--- TASK DATA Enclosed Below ---

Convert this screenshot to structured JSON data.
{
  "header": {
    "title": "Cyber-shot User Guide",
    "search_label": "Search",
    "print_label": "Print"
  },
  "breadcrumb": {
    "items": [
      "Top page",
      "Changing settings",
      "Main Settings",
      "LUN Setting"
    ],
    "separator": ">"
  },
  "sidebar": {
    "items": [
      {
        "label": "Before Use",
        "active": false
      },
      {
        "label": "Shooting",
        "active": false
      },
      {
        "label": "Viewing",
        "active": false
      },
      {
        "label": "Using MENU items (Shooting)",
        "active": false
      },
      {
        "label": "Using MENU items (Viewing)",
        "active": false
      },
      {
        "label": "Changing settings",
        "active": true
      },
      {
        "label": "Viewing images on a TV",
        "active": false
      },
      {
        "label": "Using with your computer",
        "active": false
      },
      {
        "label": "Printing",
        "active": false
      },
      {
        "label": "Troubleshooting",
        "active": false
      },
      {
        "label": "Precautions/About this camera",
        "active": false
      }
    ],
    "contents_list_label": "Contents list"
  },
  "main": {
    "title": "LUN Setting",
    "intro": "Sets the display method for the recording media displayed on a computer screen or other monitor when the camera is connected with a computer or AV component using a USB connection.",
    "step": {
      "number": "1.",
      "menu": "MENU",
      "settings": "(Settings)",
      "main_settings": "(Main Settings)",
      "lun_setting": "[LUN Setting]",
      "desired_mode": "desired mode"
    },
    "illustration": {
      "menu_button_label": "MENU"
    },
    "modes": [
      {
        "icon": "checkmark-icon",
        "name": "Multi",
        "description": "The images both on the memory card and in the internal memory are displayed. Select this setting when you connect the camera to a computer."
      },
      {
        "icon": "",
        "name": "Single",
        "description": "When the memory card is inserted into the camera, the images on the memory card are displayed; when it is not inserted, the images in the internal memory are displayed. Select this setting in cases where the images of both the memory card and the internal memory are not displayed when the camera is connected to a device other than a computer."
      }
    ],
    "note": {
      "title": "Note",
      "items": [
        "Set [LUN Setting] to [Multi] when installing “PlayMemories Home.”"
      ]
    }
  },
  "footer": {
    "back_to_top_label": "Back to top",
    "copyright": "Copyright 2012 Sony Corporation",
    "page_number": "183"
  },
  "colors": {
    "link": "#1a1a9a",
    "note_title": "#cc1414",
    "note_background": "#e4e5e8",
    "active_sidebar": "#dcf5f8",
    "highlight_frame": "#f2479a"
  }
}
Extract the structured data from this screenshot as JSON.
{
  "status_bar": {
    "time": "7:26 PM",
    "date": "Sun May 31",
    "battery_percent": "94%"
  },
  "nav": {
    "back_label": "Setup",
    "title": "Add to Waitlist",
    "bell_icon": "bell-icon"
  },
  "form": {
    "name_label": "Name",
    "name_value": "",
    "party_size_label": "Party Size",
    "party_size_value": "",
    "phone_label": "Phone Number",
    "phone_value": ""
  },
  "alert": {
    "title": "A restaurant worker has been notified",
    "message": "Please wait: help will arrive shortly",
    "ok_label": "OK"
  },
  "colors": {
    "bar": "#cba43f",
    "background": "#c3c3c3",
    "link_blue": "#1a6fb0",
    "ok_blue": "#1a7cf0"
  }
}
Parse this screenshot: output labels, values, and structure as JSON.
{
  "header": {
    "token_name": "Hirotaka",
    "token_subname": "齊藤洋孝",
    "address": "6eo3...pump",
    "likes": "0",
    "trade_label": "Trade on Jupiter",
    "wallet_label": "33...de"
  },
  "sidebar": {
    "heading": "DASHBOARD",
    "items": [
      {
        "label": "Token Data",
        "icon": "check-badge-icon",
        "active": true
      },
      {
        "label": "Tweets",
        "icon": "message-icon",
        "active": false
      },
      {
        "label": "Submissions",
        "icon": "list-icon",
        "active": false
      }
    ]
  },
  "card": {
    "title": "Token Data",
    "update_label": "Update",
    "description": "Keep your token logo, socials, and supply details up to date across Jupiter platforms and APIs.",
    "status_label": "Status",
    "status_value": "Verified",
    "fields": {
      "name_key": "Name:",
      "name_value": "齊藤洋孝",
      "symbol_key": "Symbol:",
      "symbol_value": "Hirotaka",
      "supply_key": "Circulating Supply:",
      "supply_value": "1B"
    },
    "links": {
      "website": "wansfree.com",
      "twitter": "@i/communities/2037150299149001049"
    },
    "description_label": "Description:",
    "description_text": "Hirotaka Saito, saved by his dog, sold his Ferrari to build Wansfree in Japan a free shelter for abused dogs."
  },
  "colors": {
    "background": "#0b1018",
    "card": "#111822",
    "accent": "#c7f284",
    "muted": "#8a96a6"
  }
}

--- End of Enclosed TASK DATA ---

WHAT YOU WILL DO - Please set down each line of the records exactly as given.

TASK RESULT -
Convert this screenshot to structured JSON data.
{
  "header": {
    "title": "Cyber-shot User Guide",
    "search_label": "Search",
    "print_label": "Print"
  },
  "breadcrumb": {
    "items": [
      "Top page",
      "Changing settings",
      "Main Settings",
      "LUN Setting"
    ],
    "separator": ">"
  },
  "sidebar": {
    "items": [
      {
        "label": "Before Use",
        "active": false
      },
      {
        "label": "Shooting",
        "active": false
      },
      {
        "label": "Viewing",
        "active": false
      },
      {
        "label": "Using MENU items (Shooting)",
        "active": false
      },
      {
        "label": "Using MENU items (Viewing)",
        "active": false
      },
      {
        "label": "Changing settings",
        "active": true
      },
      {
        "label": "Viewing images on a TV",
        "active": false
      },
      {
        "label": "Using with your computer",
        "active": false
      },
      {
        "label": "Printing",
        "active": false
      },
      {
        "label": "Troubleshooting",
        "active": false
      },
      {
        "label": "Precautions/About this camera",
        "active": false
      }
    ],
    "contents_list_label": "Contents list"
  },
  "main": {
    "title": "LUN Setting",
    "intro": "Sets the display method for the recording media displayed on a computer screen or other monitor when the camera is connected with a computer or AV component using a USB connection.",
    "step": {
      "number": "1.",
      "menu": "MENU",
      "settings": "(Settings)",
      "main_settings": "(Main Settings)",
      "lun_setting": "[LUN Setting]",
      "desired_mode": "desired mode"
    },
    "illustration": {
      "menu_button_label": "MENU"
    },
    "modes": [
      {
        "icon": "checkmark-icon",
        "name": "Multi",
        "description": "The images both on the memory card and in the internal memory are displayed. Select this setting when you connect the camera to a computer."
      },
      {
        "icon": "",
        "name": "Single",
        "description": "When the memory card is inserted into the camera, the images on the memory card are displayed; when it is not inserted, the images in the internal memory are displayed. Select this setting in cases where the images of both the memory card and the internal memory are not displayed when the camera is connected to a device other than a computer."
      }
    ],
    "note": {
      "title": "Note",
      "items": [
        "Set [LUN Setting] to [Multi] when installing “PlayMemories Home.”"
      ]
    }
  },
  "footer": {
    "back_to_top_label": "Back to top",
    "copyright": "Copyright 2012 Sony Corporation",
    "page_number": "183"
  },
  "colors": {
    "link": "#1a1a9a",
    "note_title": "#cc1414",
    "note_background": "#e4e5e8",
    "active_sidebar": "#dcf5f8",
    "highlight_frame": "#f2479a"
  }
}
Extract the structured data from this screenshot as JSON.
{
  "status_bar": {
    "time": "7:26 PM",
    "date": "Sun May 31",
    "battery_percent": "94%"
  },
  "nav": {
    "back_label": "Setup",
    "title": "Add to Waitlist",
    "bell_icon": "bell-icon"
  },
  "form": {
    "name_label": "Name",
    "name_value": "",
    "party_size_label": "Party Size",
    "party_size_value": "",
    "phone_label": "Phone Number",
    "phone_value": ""
  },
  "alert": {
    "title": "A restaurant worker has been notified",
    "message": "Please wait: help will arrive shortly",
    "ok_label": "OK"
  },
  "colors": {
    "bar": "#cba43f",
    "background": "#c3c3c3",
    "link_blue": "#1a6fb0",
    "ok_blue": "#1a7cf0"
  }
}
Parse this screenshot: output labels, values, and structure as JSON.
{
  "header": {
    "token_name": "Hirotaka",
    "token_subname": "齊藤洋孝",
    "address": "6eo3...pump",
    "likes": "0",
    "trade_label": "Trade on Jupiter",
    "wallet_label": "33...de"
  },
  "sidebar": {
    "heading": "DASHBOARD",
    "items": [
      {
        "label": "Token Data",
        "icon": "check-badge-icon",
        "active": true
      },
      {
        "label": "Tweets",
        "icon": "message-icon",
        "active": false
      },
      {
        "label": "Submissions",
        "icon": "list-icon",
        "active": false
      }
    ]
  },
  "card": {
    "title": "Token Data",
    "update_label": "Update",
    "description": "Keep your token logo, socials, and supply details up to date across Jupiter platforms and APIs.",
    "status_label": "Status",
    "status_value": "Verified",
    "fields": {
      "name_key": "Name:",
      "name_value": "齊藤洋孝",
      "symbol_key": "Symbol:",
      "symbol_value": "Hirotaka",
      "supply_key": "Circulating Supply:",
      "supply_value": "1B"
    },
    "links": {
      "website": "wansfree.com",
      "twitter": "@i/communities/2037150299149001049"
    },
    "description_label": "Description:",
    "description_text": "Hirotaka Saito, saved by his dog, sold his Ferrari to build Wansfree in Japan a free shelter for abused dogs."
  },
  "colors": {
    "background": "#0b1018",
    "card": "#111822",
    "accent": "#c7f284",
    "muted": "#8a96a6"
  }
}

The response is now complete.